How To Explain Depression To Someone You Love

How To Explain Depression To Someone You Love How To Explain Depression To Someone You Love

Under any circumstances, depression is a very, very difficult illness to deal with. However, what makes it all the more debilitating is that so many people don’t understand it properly, and therefore instead of giving you the care, empathy and support you need, they're liable to instead say something annoying, insensitive, dismissive, judgmental or even downright rude - such as, for example:

  • “It's all in your head."
  • "Cheer up."
  • “Just get over it.”
  • “You have a mental illness? Then you must be crazy!”
  • “I know how you feel” (when that person has never had depression before).
  • “We all have bad days now and then.”
  • “You can’t be depressed – there are so many people in the world who are worse off than you!”
  • “You’re just being negative.”
  • “You’re just looking for attention.”
  • “Look how lucky you are.”
  • “Just do XYZ – then you’ll be fine!"
  • “Stop feeling sorry for yourself.”

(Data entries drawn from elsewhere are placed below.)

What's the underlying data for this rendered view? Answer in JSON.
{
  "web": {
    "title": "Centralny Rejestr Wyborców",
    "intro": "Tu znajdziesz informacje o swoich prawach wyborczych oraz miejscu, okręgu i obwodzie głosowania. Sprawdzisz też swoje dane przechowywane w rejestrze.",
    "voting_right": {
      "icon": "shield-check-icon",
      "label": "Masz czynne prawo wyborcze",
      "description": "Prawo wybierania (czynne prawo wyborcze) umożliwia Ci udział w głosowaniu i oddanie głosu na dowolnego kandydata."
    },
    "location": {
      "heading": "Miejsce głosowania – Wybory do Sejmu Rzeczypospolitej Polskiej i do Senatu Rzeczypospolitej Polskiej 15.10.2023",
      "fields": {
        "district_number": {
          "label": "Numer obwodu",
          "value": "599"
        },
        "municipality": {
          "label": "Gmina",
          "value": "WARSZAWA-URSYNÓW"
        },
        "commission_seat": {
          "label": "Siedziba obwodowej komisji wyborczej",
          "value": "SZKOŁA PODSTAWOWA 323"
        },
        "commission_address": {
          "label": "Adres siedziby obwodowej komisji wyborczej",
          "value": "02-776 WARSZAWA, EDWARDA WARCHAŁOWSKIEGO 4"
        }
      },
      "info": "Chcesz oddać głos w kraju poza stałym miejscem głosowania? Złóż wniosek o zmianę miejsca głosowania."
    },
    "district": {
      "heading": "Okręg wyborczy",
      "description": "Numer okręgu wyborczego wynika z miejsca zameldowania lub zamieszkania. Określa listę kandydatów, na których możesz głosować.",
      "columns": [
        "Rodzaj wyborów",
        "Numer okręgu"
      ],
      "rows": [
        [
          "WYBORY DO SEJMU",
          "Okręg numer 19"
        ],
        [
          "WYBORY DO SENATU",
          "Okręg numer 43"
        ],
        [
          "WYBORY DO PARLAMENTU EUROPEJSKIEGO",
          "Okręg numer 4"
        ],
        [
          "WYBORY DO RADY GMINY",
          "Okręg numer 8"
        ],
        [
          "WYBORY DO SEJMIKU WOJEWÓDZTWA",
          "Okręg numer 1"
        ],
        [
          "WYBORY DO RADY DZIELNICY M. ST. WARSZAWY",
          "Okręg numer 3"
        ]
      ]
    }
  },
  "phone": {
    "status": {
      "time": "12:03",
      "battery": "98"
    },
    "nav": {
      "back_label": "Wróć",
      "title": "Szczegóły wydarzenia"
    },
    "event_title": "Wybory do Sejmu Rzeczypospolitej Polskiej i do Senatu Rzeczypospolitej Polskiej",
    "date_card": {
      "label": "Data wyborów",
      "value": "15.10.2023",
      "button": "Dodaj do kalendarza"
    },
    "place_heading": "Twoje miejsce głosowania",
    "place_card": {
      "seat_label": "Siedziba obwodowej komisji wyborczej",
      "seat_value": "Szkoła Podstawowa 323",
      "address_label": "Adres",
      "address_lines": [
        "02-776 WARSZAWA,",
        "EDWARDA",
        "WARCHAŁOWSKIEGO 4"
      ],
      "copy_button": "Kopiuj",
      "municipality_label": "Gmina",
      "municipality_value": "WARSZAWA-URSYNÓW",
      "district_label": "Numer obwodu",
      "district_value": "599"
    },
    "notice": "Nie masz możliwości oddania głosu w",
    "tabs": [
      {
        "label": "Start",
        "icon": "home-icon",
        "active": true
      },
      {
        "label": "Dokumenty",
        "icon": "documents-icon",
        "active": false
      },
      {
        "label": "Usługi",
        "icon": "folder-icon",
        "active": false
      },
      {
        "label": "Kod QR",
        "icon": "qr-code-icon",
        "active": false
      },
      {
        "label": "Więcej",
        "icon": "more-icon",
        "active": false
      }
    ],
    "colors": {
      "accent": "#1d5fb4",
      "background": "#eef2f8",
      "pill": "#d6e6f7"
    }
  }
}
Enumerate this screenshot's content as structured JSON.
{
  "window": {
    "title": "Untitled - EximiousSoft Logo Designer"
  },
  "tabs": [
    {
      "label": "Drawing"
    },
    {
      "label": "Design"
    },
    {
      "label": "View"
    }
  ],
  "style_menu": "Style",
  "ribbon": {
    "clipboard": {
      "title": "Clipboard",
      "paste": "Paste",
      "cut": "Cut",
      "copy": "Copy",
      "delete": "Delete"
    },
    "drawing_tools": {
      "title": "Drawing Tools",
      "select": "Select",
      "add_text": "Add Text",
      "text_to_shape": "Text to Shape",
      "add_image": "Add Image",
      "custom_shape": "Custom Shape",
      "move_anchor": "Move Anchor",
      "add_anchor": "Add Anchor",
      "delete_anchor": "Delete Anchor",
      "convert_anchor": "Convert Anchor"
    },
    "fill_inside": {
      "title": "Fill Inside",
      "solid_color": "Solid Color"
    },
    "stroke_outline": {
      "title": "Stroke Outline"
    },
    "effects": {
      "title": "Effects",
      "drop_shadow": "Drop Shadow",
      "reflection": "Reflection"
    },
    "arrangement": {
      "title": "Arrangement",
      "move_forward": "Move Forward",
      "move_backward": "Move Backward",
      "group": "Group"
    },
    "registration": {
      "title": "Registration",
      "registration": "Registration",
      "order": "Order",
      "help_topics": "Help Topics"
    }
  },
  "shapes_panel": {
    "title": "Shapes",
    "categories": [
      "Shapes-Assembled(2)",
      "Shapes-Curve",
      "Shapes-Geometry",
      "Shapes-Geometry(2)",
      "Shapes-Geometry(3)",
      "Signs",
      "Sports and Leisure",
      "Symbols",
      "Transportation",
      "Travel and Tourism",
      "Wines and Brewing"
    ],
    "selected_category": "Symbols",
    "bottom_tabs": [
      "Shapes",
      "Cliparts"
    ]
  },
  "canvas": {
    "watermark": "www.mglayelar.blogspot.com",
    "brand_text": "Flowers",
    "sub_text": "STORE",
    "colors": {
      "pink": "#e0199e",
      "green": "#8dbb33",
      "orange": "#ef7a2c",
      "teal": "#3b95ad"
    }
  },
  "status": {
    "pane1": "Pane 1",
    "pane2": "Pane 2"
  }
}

And, for this reason, having depression can sadly result in you feeling isolated, alone, and completely and utterly misunderstood.

So, in order to make it significantly easier for you to explain your depression to your loved ones – in such a way that they can properly understand this illness and then support you through it – we at The Depression Project have created The “How To Explain Depression” Bootcamp.

The How To Explain Depression Bootcamp

In particular, this Bootcamp will include, among other things:

  • Your very own “depression letter” - since depression can be extremely difficult to put into words, we’ve done it for you, by drafting a letter on your behalf that explains to your loved ones exactly what depression feels like, as well as some of the ways they can support you through it.
  • Example responses to the most common annoying, dismissive, judgmental comments people often make when you tell them you have depression – in order to help them better understand what you’re going through, and therefore be in a better position to be able to support you.
  • Cognitive behavioural therapy-based strategies to help you conquer any fears, worries or other reservations you may have regarding opening up about your depression – such as the worry that by telling your loved ones about your depression, that you’ll be bringing them down and/or becoming a "burden" to them; shame because you feel that having depression means that you're "weak", and/or because you feel you have a “good life” and therefore no reason to be depressed; and not wanting to appear vulnerable – for example, because you’re a mom or dad and for this reason, you expect yourself to be the “strong one”.
  • And more!

If you'd like to get instant access to this Bootcamp and many, many more as part of our Depression Bootcamps Membership Platform, please click the button below to learn more and join.

We really hope that you find The "How To Explain Depression" Bootcamp - as well as all the other Bootcamps - extremely helpful :)

All our love,

The Depression Project Team.